WORK REQUEST. The answer must be an exact copy of every record.

[[ GIVEN RECORDS, beginning ]]

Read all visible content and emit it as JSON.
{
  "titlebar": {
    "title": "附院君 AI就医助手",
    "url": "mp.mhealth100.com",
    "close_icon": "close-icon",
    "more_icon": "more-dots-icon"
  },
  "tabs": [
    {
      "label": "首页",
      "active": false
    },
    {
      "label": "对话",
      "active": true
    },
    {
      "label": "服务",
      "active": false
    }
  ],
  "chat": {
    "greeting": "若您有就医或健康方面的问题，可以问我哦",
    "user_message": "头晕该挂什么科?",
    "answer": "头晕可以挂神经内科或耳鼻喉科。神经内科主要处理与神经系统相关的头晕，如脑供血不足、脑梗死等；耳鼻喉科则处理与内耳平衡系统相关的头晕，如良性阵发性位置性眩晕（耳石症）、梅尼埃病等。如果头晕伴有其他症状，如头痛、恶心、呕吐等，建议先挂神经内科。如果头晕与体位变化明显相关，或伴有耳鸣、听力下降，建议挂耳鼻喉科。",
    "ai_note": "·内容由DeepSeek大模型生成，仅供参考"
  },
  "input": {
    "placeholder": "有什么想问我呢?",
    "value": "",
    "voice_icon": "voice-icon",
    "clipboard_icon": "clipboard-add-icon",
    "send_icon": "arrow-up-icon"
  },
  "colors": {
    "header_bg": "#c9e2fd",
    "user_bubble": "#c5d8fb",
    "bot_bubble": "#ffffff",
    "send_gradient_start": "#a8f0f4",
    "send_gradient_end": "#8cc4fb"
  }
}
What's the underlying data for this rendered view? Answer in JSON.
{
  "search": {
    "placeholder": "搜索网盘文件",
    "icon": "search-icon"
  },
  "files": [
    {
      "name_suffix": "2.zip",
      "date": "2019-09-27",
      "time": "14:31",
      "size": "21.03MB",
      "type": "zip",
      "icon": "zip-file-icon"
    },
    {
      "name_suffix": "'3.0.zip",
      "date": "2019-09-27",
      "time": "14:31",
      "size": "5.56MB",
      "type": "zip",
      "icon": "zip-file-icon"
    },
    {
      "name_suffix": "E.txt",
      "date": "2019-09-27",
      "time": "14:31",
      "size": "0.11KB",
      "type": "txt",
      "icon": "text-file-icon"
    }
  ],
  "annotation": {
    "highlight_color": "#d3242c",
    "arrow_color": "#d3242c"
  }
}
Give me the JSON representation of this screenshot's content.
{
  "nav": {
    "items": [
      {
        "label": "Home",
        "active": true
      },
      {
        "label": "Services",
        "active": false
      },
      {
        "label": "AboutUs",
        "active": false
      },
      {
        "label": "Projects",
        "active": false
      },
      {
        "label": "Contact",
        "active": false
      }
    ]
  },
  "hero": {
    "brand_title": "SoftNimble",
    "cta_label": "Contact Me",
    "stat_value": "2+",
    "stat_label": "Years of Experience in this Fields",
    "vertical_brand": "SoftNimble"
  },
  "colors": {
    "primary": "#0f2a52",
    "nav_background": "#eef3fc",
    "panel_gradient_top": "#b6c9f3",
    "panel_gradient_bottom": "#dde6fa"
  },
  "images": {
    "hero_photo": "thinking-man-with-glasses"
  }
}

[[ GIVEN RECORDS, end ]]

ANSWER SECTION.
Read all visible content and emit it as JSON.
{
  "titlebar": {
    "title": "附院君 AI就医助手",
    "url": "mp.mhealth100.com",
    "close_icon": "close-icon",
    "more_icon": "more-dots-icon"
  },
  "tabs": [
    {
      "label": "首页",
      "active": false
    },
    {
      "label": "对话",
      "active": true
    },
    {
      "label": "服务",
      "active": false
    }
  ],
  "chat": {
    "greeting": "若您有就医或健康方面的问题，可以问我哦",
    "user_message": "头晕该挂什么科?",
    "answer": "头晕可以挂神经内科或耳鼻喉科。神经内科主要处理与神经系统相关的头晕，如脑供血不足、脑梗死等；耳鼻喉科则处理与内耳平衡系统相关的头晕，如良性阵发性位置性眩晕（耳石症）、梅尼埃病等。如果头晕伴有其他症状，如头痛、恶心、呕吐等，建议先挂神经内科。如果头晕与体位变化明显相关，或伴有耳鸣、听力下降，建议挂耳鼻喉科。",
    "ai_note": "·内容由DeepSeek大模型生成，仅供参考"
  },
  "input": {
    "placeholder": "有什么想问我呢?",
    "value": "",
    "voice_icon": "voice-icon",
    "clipboard_icon": "clipboard-add-icon",
    "send_icon": "arrow-up-icon"
  },
  "colors": {
    "header_bg": "#c9e2fd",
    "user_bubble": "#c5d8fb",
    "bot_bubble": "#ffffff",
    "send_gradient_start": "#a8f0f4",
    "send_gradient_end": "#8cc4fb"
  }
}
What's the underlying data for this rendered view? Answer in JSON.
{
  "search": {
    "placeholder": "搜索网盘文件",
    "icon": "search-icon"
  },
  "files": [
    {
      "name_suffix": "2.zip",
      "date": "2019-09-27",
      "time": "14:31",
      "size": "21.03MB",
      "type": "zip",
      "icon": "zip-file-icon"
    },
    {
      "name_suffix": "'3.0.zip",
      "date": "2019-09-27",
      "time": "14:31",
      "size": "5.56MB",
      "type": "zip",
      "icon": "zip-file-icon"
    },
    {
      "name_suffix": "E.txt",
      "date": "2019-09-27",
      "time": "14:31",
      "size": "0.11KB",
      "type": "txt",
      "icon": "text-file-icon"
    }
  ],
  "annotation": {
    "highlight_color": "#d3242c",
    "arrow_color": "#d3242c"
  }
}
Give me the JSON representation of this screenshot's content.
{
  "nav": {
    "items": [
      {
        "label": "Home",
        "active": true
      },
      {
        "label": "Services",
        "active": false
      },
      {
        "label": "AboutUs",
        "active": false
      },
      {
        "label": "Projects",
        "active": false
      },
      {
        "label": "Contact",
        "active": false
      }
    ]
  },
  "hero": {
    "brand_title": "SoftNimble",
    "cta_label": "Contact Me",
    "stat_value": "2+",
    "stat_label": "Years of Experience in this Fields",
    "vertical_brand": "SoftNimble"
  },
  "colors": {
    "primary": "#0f2a52",
    "nav_background": "#eef3fc",
    "panel_gradient_top": "#b6c9f3",
    "panel_gradient_bottom": "#dde6fa"
  },
  "images": {
    "hero_photo": "thinking-man-with-glasses"
  }
}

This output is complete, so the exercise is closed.